TAMPA, Fla. - That potato chip bag on your counter could be deadly for your pet.
Pet suffocation from snack bags happens almost every day, but few are aware of the danger and what we can do about it.
That was the case for Jack and Nancy Christensen of Venice. They've had corgis for years, including one they named Johnny.
Nancy Christensen describes him as a well-behaved, prince of a dog.
Says Nancy, "He was such a precious little dog. Never did anything wrong. Never ever got into anything."
Until one day he did.
Nancy left a nearly-empty bag of potato chips on an end table. While she was gone, Johnny couldn't resist. He put his head in to lick the crumbs, but couldn't get his head out.
Jack Christensen says he'll never forget that day.
Says Jack, "I looked under the table like this and there he was with that bag over his head...and of course he was dead...I picked him up. It was just devastating to me."
Emergency veterinarian for Blue Pearl Pet Hospital, Dr. Kevin Kelley has seen many pet owners devastated by losing a pet this way.
He says most people don't realize that a chip, snack or pet food bag can be a death trap. Dr. Kelley explains what happens when the pet puts his or her head in the bag.
"As the animal inhales, the bag starts to close. It sucks down around their neck and they can't get it off. They try backing away, but now that's sucked down around them, kind of vacuum-sealed, they can't do anything about it. They panic. They run around. They exhaust themselves very rapidly."
Most die in three to five minutes.
Dr. Kelley says by the time the owner calls them, it's too late. Says Dr. Kelley,
"People come in and they are just bereft with guilt. They feel they're at fault because they left that (bag) where an animal could get to it."
Many of them share their grief and photos on a Facebook page, Prevent Pet Suffocation. The stories are hauntingly the same --they had no idea about the danger until it happens to them.
But Dr. Kelley says it doesn't have to.
Preventing a tragedy is as simple as storing your snacks in airtight containers and cutting your bags before you toss them in the trash. Dr. Kelly cuts the sides and bottoms of bags to make sure his pets don't get in trouble.
The Christensens always cut their bags. They've been doing it since they lost Johnny and they share their message whenever and wherever they can.
They don't want anyone else to suffer the heartbreak they went through.
Nancy says, "We're making people aware. Making them aware of how dangerous it is."
The woman who started Prevent Pet Suffocation on Facebook is also trying to save pets. It grew out of the website she started eight years ago when her dog, Blue, suffocated from a chip bag.
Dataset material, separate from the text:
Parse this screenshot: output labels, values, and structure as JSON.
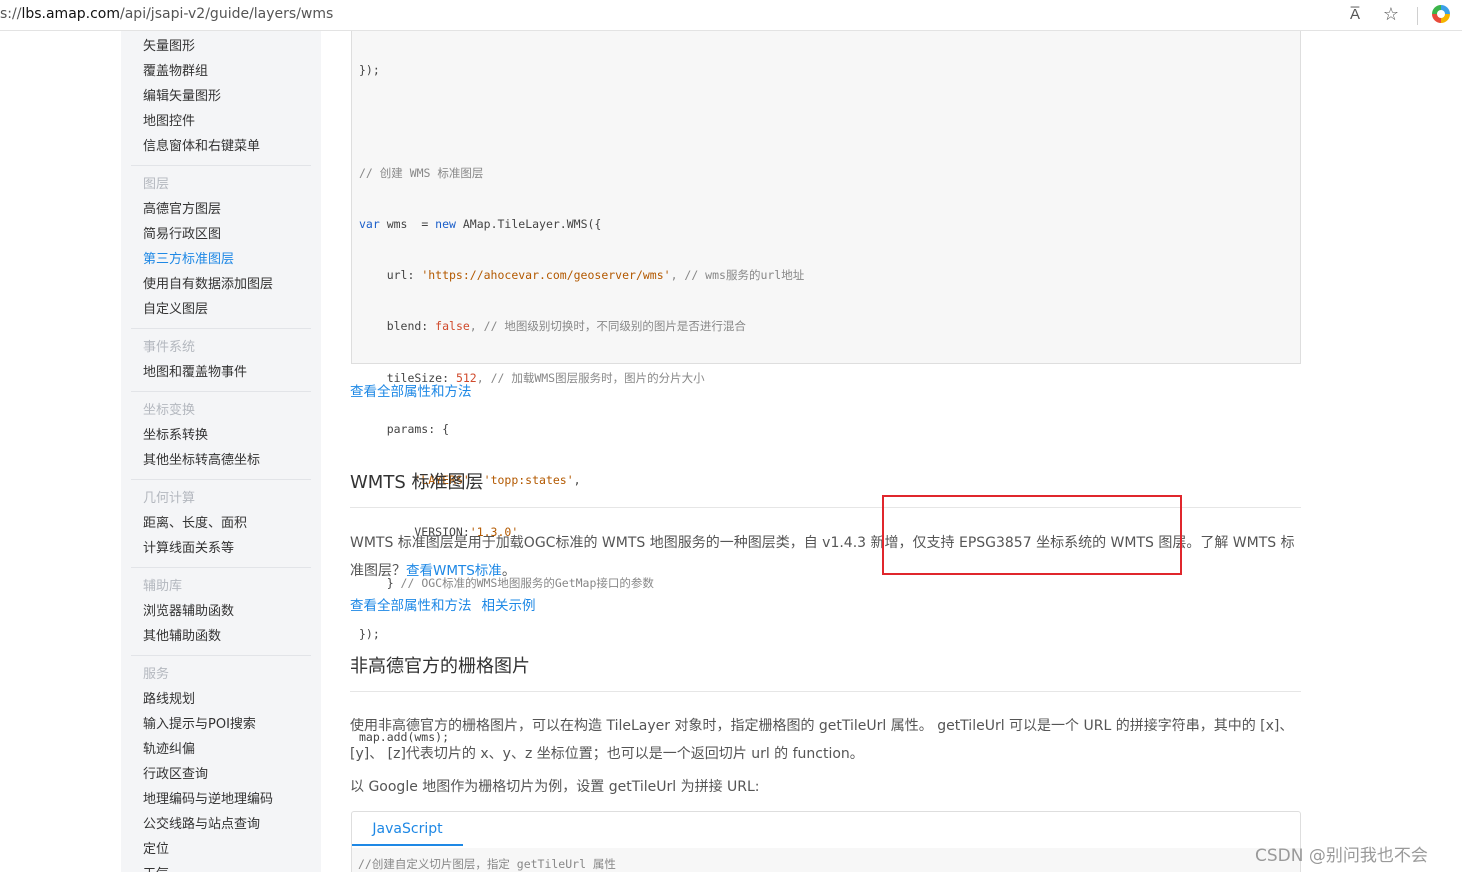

Her FB link and website are below. She also just came out with a public service announcement to let people know what can happen and how you can prevent it from happening to your pet.
On Facebook: https://www.facebook.com/PreventPetSuffocation/